**About this exercise**
Filter the entries, keeping every line with the word "background".

=== Begin Enclosure ===

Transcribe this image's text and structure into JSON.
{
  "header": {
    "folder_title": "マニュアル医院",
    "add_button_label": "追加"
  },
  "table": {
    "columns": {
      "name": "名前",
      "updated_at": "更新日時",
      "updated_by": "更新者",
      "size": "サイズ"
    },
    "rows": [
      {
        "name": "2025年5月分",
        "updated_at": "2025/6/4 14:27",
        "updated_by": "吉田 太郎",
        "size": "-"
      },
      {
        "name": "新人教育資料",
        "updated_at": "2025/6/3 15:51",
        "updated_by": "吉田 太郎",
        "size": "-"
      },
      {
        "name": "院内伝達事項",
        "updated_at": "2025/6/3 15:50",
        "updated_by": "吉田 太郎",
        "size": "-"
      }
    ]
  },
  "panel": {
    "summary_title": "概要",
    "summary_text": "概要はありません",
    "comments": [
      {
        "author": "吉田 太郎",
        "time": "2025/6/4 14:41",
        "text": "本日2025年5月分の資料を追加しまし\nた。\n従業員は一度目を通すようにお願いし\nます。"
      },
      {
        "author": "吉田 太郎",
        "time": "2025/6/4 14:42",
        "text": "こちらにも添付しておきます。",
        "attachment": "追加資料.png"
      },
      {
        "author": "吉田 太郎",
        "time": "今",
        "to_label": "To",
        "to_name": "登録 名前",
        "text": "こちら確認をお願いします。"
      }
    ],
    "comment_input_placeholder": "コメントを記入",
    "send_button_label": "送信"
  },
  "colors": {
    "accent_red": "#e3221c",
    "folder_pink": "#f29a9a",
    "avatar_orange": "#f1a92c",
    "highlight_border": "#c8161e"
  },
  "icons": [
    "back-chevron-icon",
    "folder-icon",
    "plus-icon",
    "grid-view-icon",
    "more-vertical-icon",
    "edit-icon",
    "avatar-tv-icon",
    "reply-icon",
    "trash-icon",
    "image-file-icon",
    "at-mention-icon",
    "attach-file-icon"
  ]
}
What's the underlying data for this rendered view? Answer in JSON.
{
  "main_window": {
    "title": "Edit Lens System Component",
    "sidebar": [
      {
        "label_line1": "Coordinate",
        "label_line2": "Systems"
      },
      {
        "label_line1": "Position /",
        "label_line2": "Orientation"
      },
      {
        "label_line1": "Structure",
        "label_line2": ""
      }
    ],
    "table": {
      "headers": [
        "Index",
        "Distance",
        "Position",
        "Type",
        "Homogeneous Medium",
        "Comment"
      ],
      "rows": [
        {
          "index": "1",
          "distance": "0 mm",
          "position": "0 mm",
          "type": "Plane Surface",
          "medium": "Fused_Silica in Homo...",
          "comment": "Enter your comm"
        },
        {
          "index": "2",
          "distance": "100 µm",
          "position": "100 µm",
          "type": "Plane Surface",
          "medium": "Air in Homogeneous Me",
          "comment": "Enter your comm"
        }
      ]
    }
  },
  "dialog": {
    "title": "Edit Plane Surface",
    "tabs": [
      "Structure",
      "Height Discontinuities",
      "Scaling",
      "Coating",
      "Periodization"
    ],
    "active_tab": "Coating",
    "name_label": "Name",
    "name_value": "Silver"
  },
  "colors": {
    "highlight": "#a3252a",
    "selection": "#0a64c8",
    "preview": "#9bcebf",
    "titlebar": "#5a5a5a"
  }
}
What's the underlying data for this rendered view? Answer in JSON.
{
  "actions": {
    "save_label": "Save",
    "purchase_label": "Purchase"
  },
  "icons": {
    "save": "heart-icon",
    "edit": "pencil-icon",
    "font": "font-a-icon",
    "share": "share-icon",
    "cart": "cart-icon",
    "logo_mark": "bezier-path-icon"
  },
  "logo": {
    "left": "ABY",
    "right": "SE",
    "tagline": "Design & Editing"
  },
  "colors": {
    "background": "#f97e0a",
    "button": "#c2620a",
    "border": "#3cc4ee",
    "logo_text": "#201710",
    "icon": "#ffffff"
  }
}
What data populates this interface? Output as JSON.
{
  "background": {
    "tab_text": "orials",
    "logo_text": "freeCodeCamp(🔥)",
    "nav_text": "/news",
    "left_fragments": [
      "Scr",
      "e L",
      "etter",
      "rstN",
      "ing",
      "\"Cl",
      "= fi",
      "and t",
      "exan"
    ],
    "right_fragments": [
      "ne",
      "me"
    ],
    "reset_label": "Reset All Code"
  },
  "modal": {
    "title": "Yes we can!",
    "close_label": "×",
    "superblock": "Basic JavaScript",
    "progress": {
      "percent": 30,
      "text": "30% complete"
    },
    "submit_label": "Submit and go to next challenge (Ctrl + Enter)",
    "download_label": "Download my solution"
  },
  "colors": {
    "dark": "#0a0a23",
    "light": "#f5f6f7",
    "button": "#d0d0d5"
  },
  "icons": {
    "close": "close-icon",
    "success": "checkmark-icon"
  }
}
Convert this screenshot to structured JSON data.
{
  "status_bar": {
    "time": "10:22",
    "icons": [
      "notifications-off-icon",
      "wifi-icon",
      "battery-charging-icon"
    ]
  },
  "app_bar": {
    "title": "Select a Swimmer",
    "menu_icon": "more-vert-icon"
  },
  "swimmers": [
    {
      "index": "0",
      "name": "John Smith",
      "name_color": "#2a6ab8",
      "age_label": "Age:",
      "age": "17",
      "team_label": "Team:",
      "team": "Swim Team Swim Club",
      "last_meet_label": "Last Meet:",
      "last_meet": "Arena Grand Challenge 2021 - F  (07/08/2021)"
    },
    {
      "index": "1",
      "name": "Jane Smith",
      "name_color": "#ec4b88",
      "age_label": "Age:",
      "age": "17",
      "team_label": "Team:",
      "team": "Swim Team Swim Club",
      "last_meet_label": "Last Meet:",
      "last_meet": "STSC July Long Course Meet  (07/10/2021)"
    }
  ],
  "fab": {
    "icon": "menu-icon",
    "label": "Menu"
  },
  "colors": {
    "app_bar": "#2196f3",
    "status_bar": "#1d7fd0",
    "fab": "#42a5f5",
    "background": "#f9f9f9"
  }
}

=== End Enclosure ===

**Result for this task**
    "background": "#f97e0a",
  "background": {
    "background": "#f9f9f9"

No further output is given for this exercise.